[SUPPLIED RECORDS — start]
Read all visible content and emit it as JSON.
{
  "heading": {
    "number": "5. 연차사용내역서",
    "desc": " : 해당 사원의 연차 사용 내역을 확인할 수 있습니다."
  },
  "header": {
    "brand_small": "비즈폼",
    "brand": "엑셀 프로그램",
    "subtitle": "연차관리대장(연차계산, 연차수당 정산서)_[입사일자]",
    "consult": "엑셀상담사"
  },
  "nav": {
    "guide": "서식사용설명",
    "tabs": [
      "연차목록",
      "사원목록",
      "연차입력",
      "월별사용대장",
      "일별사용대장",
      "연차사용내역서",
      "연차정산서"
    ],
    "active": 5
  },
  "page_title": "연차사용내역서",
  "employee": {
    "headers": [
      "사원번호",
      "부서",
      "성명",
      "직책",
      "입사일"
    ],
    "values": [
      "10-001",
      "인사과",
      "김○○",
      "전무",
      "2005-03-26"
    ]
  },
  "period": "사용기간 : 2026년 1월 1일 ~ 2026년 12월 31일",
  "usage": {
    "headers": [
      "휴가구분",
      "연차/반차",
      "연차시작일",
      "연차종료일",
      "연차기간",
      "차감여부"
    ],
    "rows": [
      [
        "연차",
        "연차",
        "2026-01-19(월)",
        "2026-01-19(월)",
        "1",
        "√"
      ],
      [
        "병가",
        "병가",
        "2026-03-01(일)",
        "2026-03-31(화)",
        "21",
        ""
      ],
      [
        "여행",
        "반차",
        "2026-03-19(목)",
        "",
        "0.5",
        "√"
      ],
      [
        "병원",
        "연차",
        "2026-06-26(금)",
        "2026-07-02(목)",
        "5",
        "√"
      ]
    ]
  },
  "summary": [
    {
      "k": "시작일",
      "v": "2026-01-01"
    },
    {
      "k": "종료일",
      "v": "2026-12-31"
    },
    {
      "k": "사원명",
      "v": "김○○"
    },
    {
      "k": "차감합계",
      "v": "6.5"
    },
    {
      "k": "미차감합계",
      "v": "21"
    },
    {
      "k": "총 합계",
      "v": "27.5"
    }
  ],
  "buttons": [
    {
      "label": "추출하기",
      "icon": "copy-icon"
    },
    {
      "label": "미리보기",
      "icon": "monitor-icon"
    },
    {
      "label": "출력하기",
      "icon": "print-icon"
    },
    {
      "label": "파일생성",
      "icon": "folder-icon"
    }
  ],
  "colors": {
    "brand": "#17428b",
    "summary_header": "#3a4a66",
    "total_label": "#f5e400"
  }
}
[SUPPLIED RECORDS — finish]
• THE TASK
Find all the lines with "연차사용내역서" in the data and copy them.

• EXERCISE OUTPUT
    "number": "5. 연차사용내역서",
      "연차사용내역서",
  "page_title": "연차사용내역서",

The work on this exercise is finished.